Aim of the task ->
Each record below should be printed exactly as it was written.

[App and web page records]

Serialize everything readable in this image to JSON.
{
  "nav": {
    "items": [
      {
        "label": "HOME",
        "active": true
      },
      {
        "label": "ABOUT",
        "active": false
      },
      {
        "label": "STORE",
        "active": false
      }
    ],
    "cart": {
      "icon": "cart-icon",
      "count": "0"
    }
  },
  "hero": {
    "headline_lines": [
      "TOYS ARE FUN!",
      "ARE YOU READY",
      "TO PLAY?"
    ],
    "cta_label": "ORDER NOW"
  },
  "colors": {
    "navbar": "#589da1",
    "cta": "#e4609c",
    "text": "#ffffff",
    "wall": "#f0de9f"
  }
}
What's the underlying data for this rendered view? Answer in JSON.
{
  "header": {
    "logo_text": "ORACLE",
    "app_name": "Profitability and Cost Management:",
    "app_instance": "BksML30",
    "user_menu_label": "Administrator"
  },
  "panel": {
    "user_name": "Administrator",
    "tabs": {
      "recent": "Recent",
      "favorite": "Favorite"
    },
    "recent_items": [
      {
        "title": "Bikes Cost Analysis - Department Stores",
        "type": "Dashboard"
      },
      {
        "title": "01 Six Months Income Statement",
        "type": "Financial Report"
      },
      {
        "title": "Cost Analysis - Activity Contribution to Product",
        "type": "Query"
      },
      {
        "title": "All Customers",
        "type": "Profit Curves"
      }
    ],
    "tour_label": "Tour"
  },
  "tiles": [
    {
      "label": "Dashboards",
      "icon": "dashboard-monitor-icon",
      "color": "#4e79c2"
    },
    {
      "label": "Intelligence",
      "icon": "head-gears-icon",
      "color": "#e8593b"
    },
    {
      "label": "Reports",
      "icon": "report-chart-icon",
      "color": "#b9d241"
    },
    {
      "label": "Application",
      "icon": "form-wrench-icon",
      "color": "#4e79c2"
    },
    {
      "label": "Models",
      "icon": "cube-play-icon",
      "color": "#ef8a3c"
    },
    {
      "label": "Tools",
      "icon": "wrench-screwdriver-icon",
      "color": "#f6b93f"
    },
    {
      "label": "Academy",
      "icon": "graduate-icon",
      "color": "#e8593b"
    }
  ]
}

Output below ->
Serialize everything readable in this image to JSON.
{
  "nav": {
    "items": [
      {
        "label": "HOME",
        "active": true
      },
      {
        "label": "ABOUT",
        "active": false
      },
      {
        "label": "STORE",
        "active": false
      }
    ],
    "cart": {
      "icon": "cart-icon",
      "count": "0"
    }
  },
  "hero": {
    "headline_lines": [
      "TOYS ARE FUN!",
      "ARE YOU READY",
      "TO PLAY?"
    ],
    "cta_label": "ORDER NOW"
  },
  "colors": {
    "navbar": "#589da1",
    "cta": "#e4609c",
    "text": "#ffffff",
    "wall": "#f0de9f"
  }
}
What's the underlying data for this rendered view? Answer in JSON.
{
  "header": {
    "logo_text": "ORACLE",
    "app_name": "Profitability and Cost Management:",
    "app_instance": "BksML30",
    "user_menu_label": "Administrator"
  },
  "panel": {
    "user_name": "Administrator",
    "tabs": {
      "recent": "Recent",
      "favorite": "Favorite"
    },
    "recent_items": [
      {
        "title": "Bikes Cost Analysis - Department Stores",
        "type": "Dashboard"
      },
      {
        "title": "01 Six Months Income Statement",
        "type": "Financial Report"
      },
      {
        "title": "Cost Analysis - Activity Contribution to Product",
        "type": "Query"
      },
      {
        "title": "All Customers",
        "type": "Profit Curves"
      }
    ],
    "tour_label": "Tour"
  },
  "tiles": [
    {
      "label": "Dashboards",
      "icon": "dashboard-monitor-icon",
      "color": "#4e79c2"
    },
    {
      "label": "Intelligence",
      "icon": "head-gears-icon",
      "color": "#e8593b"
    },
    {
      "label": "Reports",
      "icon": "report-chart-icon",
      "color": "#b9d241"
    },
    {
      "label": "Application",
      "icon": "form-wrench-icon",
      "color": "#4e79c2"
    },
    {
      "label": "Models",
      "icon": "cube-play-icon",
      "color": "#ef8a3c"
    },
    {
      "label": "Tools",
      "icon": "wrench-screwdriver-icon",
      "color": "#f6b93f"
    },
    {
      "label": "Academy",
      "icon": "graduate-icon",
      "color": "#e8593b"
    }
  ]
}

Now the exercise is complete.